RECORDS SHOWN Start Marker

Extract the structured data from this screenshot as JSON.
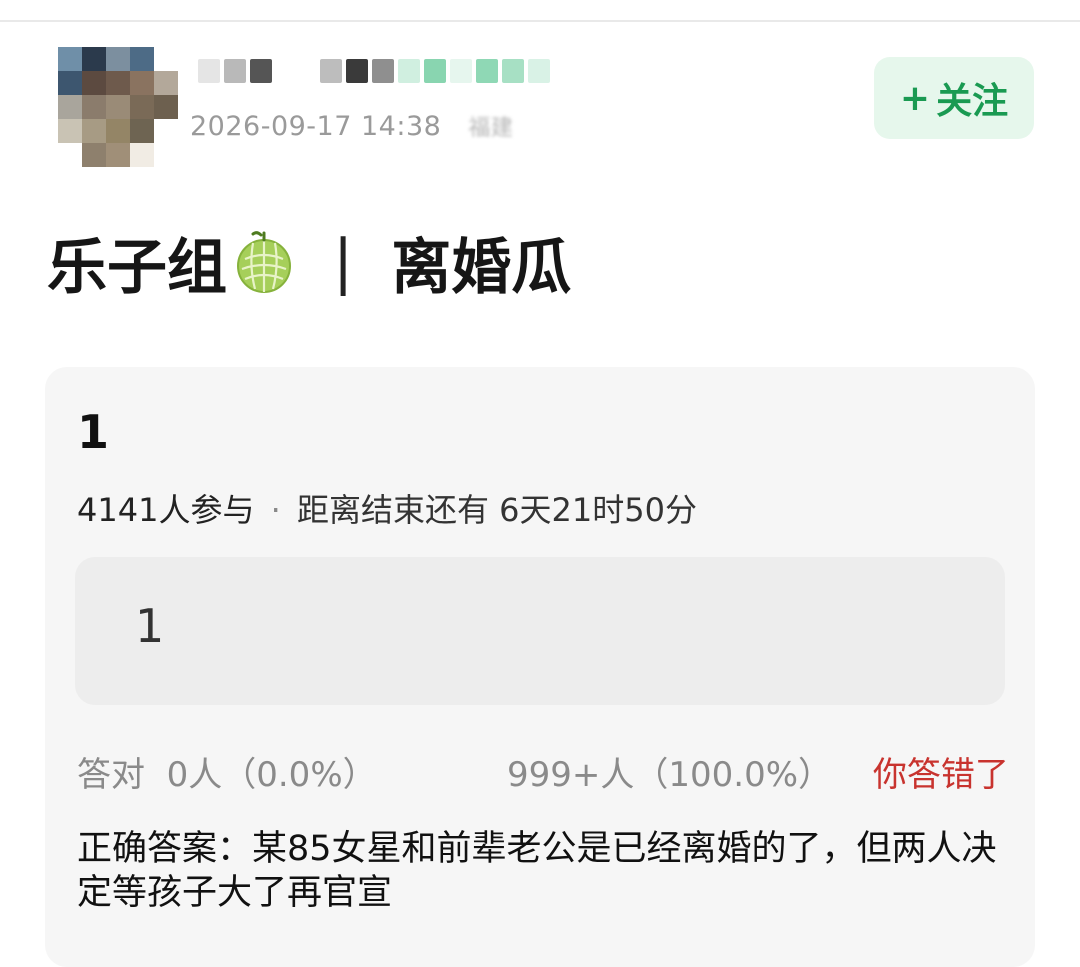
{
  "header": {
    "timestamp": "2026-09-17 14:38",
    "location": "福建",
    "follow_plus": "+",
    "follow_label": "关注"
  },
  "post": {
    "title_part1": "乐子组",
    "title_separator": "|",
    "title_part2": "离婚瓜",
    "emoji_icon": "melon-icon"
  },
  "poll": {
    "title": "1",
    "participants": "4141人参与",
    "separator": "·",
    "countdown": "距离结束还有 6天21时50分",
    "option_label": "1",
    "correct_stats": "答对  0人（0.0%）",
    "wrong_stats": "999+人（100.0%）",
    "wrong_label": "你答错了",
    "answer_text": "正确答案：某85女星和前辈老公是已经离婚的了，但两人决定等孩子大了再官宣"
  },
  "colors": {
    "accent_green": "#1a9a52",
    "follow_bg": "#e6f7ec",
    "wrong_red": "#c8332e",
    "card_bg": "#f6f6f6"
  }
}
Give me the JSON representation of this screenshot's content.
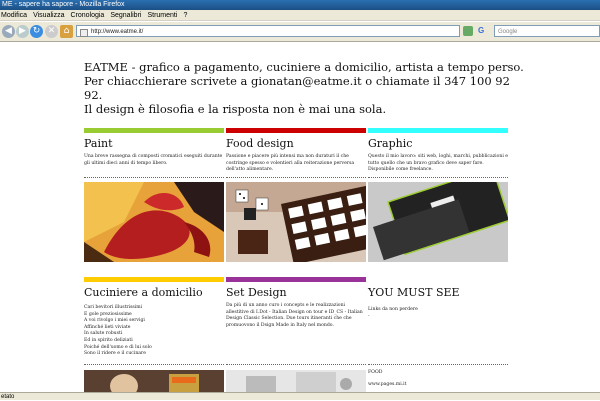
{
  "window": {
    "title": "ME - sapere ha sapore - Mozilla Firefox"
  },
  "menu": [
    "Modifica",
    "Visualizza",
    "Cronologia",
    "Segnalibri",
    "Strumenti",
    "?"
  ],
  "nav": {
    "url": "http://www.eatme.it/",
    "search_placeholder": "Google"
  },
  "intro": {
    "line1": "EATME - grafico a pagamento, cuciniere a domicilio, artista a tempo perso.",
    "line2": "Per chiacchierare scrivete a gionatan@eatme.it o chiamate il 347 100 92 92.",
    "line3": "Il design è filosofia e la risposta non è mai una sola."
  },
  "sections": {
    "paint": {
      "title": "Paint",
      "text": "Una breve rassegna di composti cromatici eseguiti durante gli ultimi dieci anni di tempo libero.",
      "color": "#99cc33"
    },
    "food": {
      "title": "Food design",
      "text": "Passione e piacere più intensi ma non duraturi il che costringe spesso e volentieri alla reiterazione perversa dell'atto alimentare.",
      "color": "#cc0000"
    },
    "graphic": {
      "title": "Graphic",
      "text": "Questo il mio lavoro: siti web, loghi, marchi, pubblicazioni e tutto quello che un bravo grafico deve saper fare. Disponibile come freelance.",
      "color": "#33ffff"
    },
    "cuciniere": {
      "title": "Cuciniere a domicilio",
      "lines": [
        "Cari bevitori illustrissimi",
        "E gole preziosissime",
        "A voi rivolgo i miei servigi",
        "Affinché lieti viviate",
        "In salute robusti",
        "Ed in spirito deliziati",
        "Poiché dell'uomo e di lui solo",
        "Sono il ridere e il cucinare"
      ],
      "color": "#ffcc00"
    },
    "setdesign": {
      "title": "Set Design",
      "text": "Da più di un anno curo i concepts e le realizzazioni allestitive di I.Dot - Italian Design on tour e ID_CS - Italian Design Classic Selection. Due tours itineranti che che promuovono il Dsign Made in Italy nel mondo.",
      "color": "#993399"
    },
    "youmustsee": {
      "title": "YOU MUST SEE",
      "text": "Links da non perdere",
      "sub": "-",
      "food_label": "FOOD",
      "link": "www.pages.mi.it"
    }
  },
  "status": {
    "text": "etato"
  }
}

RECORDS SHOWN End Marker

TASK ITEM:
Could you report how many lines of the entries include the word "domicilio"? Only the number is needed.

OUTPUT OF THE EXERCISE:
2